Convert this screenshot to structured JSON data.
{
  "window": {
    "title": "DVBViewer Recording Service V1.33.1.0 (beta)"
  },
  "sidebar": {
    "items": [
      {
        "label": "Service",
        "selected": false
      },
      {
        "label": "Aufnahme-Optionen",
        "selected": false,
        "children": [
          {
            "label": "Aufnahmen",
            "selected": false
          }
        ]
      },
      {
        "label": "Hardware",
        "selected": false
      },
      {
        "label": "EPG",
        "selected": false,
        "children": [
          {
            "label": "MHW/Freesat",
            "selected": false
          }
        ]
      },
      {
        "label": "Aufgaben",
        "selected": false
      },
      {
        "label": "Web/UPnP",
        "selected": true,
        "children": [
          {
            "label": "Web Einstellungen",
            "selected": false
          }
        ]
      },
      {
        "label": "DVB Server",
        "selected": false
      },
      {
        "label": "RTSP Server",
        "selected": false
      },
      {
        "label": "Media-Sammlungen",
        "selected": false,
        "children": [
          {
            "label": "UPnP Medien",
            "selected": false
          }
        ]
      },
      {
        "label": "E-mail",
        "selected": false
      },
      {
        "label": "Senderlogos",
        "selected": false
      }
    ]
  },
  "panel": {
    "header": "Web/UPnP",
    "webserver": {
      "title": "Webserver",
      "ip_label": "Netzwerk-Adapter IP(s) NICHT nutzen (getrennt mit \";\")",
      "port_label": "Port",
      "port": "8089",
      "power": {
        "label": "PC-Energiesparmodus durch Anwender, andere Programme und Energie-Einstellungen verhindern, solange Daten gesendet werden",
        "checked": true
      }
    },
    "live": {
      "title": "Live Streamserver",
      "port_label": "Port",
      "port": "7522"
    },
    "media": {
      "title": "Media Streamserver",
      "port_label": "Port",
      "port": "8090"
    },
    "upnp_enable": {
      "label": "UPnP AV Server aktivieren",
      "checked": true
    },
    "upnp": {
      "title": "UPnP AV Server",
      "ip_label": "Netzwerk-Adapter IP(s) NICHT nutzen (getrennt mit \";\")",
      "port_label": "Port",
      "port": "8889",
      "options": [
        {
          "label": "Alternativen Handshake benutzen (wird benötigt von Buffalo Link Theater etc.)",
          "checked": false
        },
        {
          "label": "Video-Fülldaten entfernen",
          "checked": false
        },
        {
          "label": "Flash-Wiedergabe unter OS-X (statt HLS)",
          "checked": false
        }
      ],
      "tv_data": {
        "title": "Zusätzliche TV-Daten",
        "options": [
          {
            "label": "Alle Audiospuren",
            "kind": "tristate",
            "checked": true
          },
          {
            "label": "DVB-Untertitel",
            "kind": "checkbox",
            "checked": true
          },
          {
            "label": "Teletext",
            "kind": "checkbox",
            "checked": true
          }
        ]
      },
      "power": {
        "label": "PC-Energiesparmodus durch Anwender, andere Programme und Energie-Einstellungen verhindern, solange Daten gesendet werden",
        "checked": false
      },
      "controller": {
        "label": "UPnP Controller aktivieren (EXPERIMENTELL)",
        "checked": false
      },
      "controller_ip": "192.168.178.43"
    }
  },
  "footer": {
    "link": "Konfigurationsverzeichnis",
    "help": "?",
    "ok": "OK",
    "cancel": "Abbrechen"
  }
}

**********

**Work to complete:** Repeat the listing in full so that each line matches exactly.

**Answer section:**
Convert this screenshot to structured JSON data.
{
  "window": {
    "title": "DVBViewer Recording Service V1.33.1.0 (beta)"
  },
  "sidebar": {
    "items": [
      {
        "label": "Service",
        "selected": false
      },
      {
        "label": "Aufnahme-Optionen",
        "selected": false,
        "children": [
          {
            "label": "Aufnahmen",
            "selected": false
          }
        ]
      },
      {
        "label": "Hardware",
        "selected": false
      },
      {
        "label": "EPG",
        "selected": false,
        "children": [
          {
            "label": "MHW/Freesat",
            "selected": false
          }
        ]
      },
      {
        "label": "Aufgaben",
        "selected": false
      },
      {
        "label": "Web/UPnP",
        "selected": true,
        "children": [
          {
            "label": "Web Einstellungen",
            "selected": false
          }
        ]
      },
      {
        "label": "DVB Server",
        "selected": false
      },
      {
        "label": "RTSP Server",
        "selected": false
      },
      {
        "label": "Media-Sammlungen",
        "selected": false,
        "children": [
          {
            "label": "UPnP Medien",
            "selected": false
          }
        ]
      },
      {
        "label": "E-mail",
        "selected": false
      },
      {
        "label": "Senderlogos",
        "selected": false
      }
    ]
  },
  "panel": {
    "header": "Web/UPnP",
    "webserver": {
      "title": "Webserver",
      "ip_label": "Netzwerk-Adapter IP(s) NICHT nutzen (getrennt mit \";\")",
      "port_label": "Port",
      "port": "8089",
      "power": {
        "label": "PC-Energiesparmodus durch Anwender, andere Programme und Energie-Einstellungen verhindern, solange Daten gesendet werden",
        "checked": true
      }
    },
    "live": {
      "title": "Live Streamserver",
      "port_label": "Port",
      "port": "7522"
    },
    "media": {
      "title": "Media Streamserver",
      "port_label": "Port",
      "port": "8090"
    },
    "upnp_enable": {
      "label": "UPnP AV Server aktivieren",
      "checked": true
    },
    "upnp": {
      "title": "UPnP AV Server",
      "ip_label": "Netzwerk-Adapter IP(s) NICHT nutzen (getrennt mit \";\")",
      "port_label": "Port",
      "port": "8889",
      "options": [
        {
          "label": "Alternativen Handshake benutzen (wird benötigt von Buffalo Link Theater etc.)",
          "checked": false
        },
        {
          "label": "Video-Fülldaten entfernen",
          "checked": false
        },
        {
          "label": "Flash-Wiedergabe unter OS-X (statt HLS)",
          "checked": false
        }
      ],
      "tv_data": {
        "title": "Zusätzliche TV-Daten",
        "options": [
          {
            "label": "Alle Audiospuren",
            "kind": "tristate",
            "checked": true
          },
          {
            "label": "DVB-Untertitel",
            "kind": "checkbox",
            "checked": true
          },
          {
            "label": "Teletext",
            "kind": "checkbox",
            "checked": true
          }
        ]
      },
      "power": {
        "label": "PC-Energiesparmodus durch Anwender, andere Programme und Energie-Einstellungen verhindern, solange Daten gesendet werden",
        "checked": false
      },
      "controller": {
        "label": "UPnP Controller aktivieren (EXPERIMENTELL)",
        "checked": false
      },
      "controller_ip": "192.168.178.43"
    }
  },
  "footer": {
    "link": "Konfigurationsverzeichnis",
    "help": "?",
    "ok": "OK",
    "cancel": "Abbrechen"
  }
}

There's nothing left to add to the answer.